MENLO PARK, Calif. – The William and Flora Hewlett Foundation has awarded a $113 million grant to the University of California, Berkeley-the largest private gift in the university’s history. The gift, which will create 100 endowed chairs for professors, will help ensure that California’s preeminent public university remains competitive with the best private universities.
The grant will be given over the next seven years and will be used to endow chairs across all of the campus’s fourteen schools and colleges as part of a dollar-for-dollar match with other donations. The Foundation’s grant consists of $110 million for an endowment and an additional $3 million to help manage endowed funds at Berkeley.
“Berkeley is the crown jewel of public higher education-not just in California, but in the country,” said Walter Hewlett, Chairman of the Board of the Hewlett Foundation. “The Foundation’s grant represents our vote of confidence in a truly great institution.”
Paul Brest, President of the Hewlett Foundation, added, “Maintaining the high quality of the Berkeley faculty is essential not only to California but to the nation as a whole.We hope that this grant will help enable Berkeley to maintain its excellence long into the future.”
UC Berkeley Chancellor Robert J. Birgeneau said the gift would help ensure that excellence in teaching and research do not become increasingly the province of elite private universities, whose endowments have swelled in recent years, often enabling them to outbid public institutions for highly regarded scholars.
While UC Berkeley’s endowment has more than doubled to $2.46 billion over the past decade, its growth has been dwarfed by the surge in endowments at peer private institutions. Harvard University’s endowment is nearly $30 billion, and Stanford University’s is about $15 billion.
The disparity has meant that these institutions have been able to lure top professors with salaries as much as 20 percent higher than UC Berkeley can offer. Currently there are 351 endowed chairs on campus, in fields ranging from classics to insect biology. The Hewlett gift, if matched, will increase that number by roughly 30 percent. It also will provide funding to recruit top graduate students, who likewise are being offered substantial incentives by private schools.
The gift is in keeping with the Hewlett Foundation’s long-standing commitment to public education in California. Its Education Program makes grants to improve instruction, conduct research to reform K-12 education policy and seek ways to improve achievement at the state’s community colleges, among other work.
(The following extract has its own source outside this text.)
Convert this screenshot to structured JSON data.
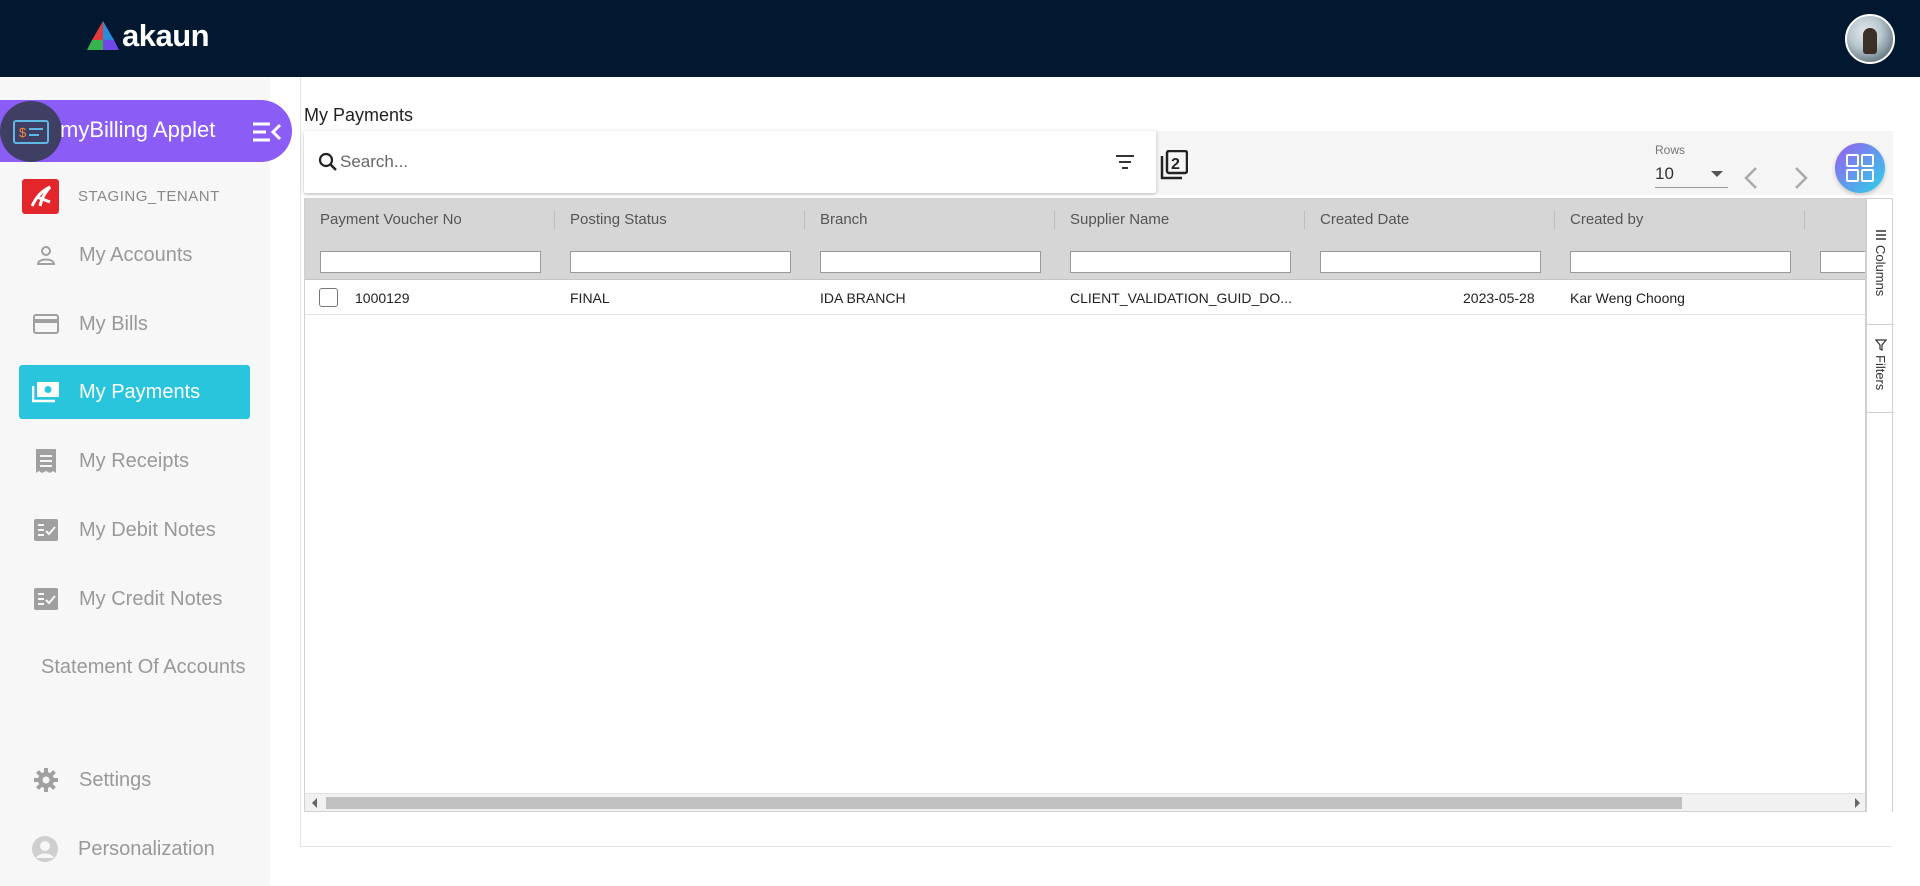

Click here to read Walter Hewlett’s remarks from the press conference at Berkeley.
Click here to read Paul Brest’s remarks from the press conference at Berkeley.
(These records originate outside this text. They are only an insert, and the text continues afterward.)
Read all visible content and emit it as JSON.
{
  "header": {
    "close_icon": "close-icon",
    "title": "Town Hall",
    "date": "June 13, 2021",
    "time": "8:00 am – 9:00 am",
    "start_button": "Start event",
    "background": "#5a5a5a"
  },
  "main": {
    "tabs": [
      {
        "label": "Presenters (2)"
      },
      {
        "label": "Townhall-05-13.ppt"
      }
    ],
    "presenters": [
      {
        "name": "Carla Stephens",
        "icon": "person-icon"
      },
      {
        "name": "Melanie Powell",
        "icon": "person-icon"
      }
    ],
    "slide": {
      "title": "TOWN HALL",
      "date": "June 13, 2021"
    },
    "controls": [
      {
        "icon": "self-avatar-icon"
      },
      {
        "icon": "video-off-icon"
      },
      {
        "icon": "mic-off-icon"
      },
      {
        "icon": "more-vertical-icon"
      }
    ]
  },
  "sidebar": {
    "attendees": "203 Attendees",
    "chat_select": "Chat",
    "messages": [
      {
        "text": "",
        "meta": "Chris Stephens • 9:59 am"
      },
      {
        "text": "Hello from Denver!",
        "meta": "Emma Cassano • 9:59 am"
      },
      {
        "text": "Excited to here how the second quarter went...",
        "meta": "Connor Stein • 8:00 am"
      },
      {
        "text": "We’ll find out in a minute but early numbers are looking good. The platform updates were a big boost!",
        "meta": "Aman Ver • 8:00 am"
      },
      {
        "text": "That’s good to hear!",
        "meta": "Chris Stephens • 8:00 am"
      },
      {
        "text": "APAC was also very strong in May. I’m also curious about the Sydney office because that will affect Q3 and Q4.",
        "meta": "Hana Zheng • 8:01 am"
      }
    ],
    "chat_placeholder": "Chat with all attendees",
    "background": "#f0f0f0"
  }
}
About The William and Flora Hewlett Foundation
The William and Flora Hewlett Foundation has been making grants since 1967 to help solve social and environmental problems at home and around the world. The Foundation concentrates its resources on activities in education, the environment, global development, performing arts, philanthropy and population, and makes grants to support disadvantaged communities in the San Francisco Bay Area. A full list of all the Hewlett Foundation’s grants can be found at www.hewlett.org/grants.